Cash received as gift from some relatives is tax exempt
Any transfer of assets to a spouse, without adequate consideration, attracts clubbing provisions
I had gifted Rs.2 lakh to my spouse, with which she bought some shares. Who will pay the capital gains tax on the sale of these shares?
The entire money received by an individual from any person without consideration, the aggregate value of which exceeds Rs.50,000 in a financial year (FY), is taxable as ‘income from other sources’. But an exemption is available if the money is received from a relative, which includes, among others, the spouse of an individual. Thus, the amount of Rs.2 lakh received by your spouse shall not be taxed in her hands.
However, examine the documentation or registration and applicability of stamp duty with respect to this gift.
Further, your spouse had bought shares using the gifted amount. Any transfer of assets to a spouse, without adequate consideration, attracts clubbing provisions. Accordingly, the income accruing to your spouse from the asset transferred, is clubbed with your income and is part of your taxable income.

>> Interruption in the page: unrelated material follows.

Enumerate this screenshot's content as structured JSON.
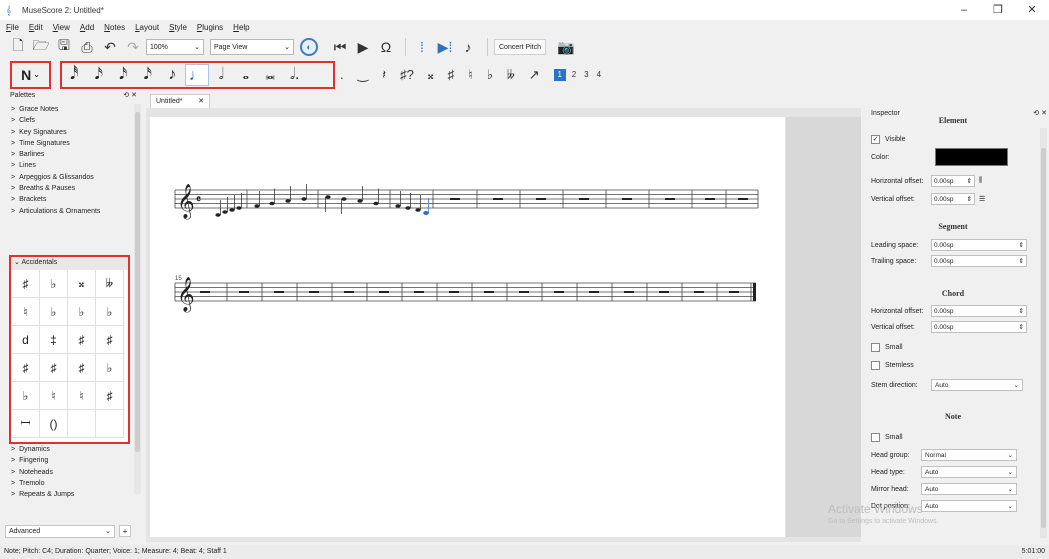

Therefore, based on the aforesaid clubbing provisions, if the shares are sold then the resulting capital gains shall be taxable in your hands. If your wife re-invests the capital gains in any other income-bearing instrument and earns income on it, then that income shall be taxable in her hands. In this case, clubbing provisions will not be applicable.
My company changed owners last year and our old provident fund (PF) was closed and a new one begun. Will I be taxed on the old PF amount? I have been in this company for 7 years.
The cumulative PF balance withdrawn from a recognised PF triggers tax liability, if an employee does not render continuous services for a period of at least 5 years to the employer. While determining the period of continuous service of 5 years, the period of service rendered to the previous employer is also added if the cumulative PF balance maintained with the old employer has been transferred to the PF account of the current employer. Assuming this was your first job, then there was no transfer of accumulated PF balance from a previous employer. In your case, the cumulative period of service with the company is more than 5 years, no tax would be payable on the accumulated PF balance withdrawn in the FY of receipt.
You may also transfer the accumulated PF balance of the old account to the new PF account. If you withdraw the said accumulated PF balance from new PF account, the period of services rendered (i.e., 7 years) while contributing to old PF account, will also be added. Accordingly, since the aggregate period of services is more than 5 years, there will not be any tax implications.
Withdrawal of the PF will be as per the provisions of the Employees’ Provident Funds and Miscellaneous Provisions Act, 1952, which requires one to have a non-employment period of two months post leaving the job.
Queries and views at firstname.lastname@example.org
Editor's Picks »
- Artificial intelligence predictions may not always lead to better decisions
- 2G case: Delhi HC defers hearing on CBI, ED plea against acquittals
- Friday Wrap: ‘Parmanu,’ ‘Solo’ make for dull movie week
- In order to grow, we need to get into other markets: Vince Voron
- IHH extends revised offer for Fortis to 30 June
- Motherson Sumi continues to face margin pressure in foreign markets
- What the Warren Buffett indicator tells us about market valuations today
- Jet Airways lands with a thud in Q4 as fuel costs increase
- IBC amendments: Some dilutions, and a lot more speed
- Patanjali’s gambit is paying off in toothpaste wars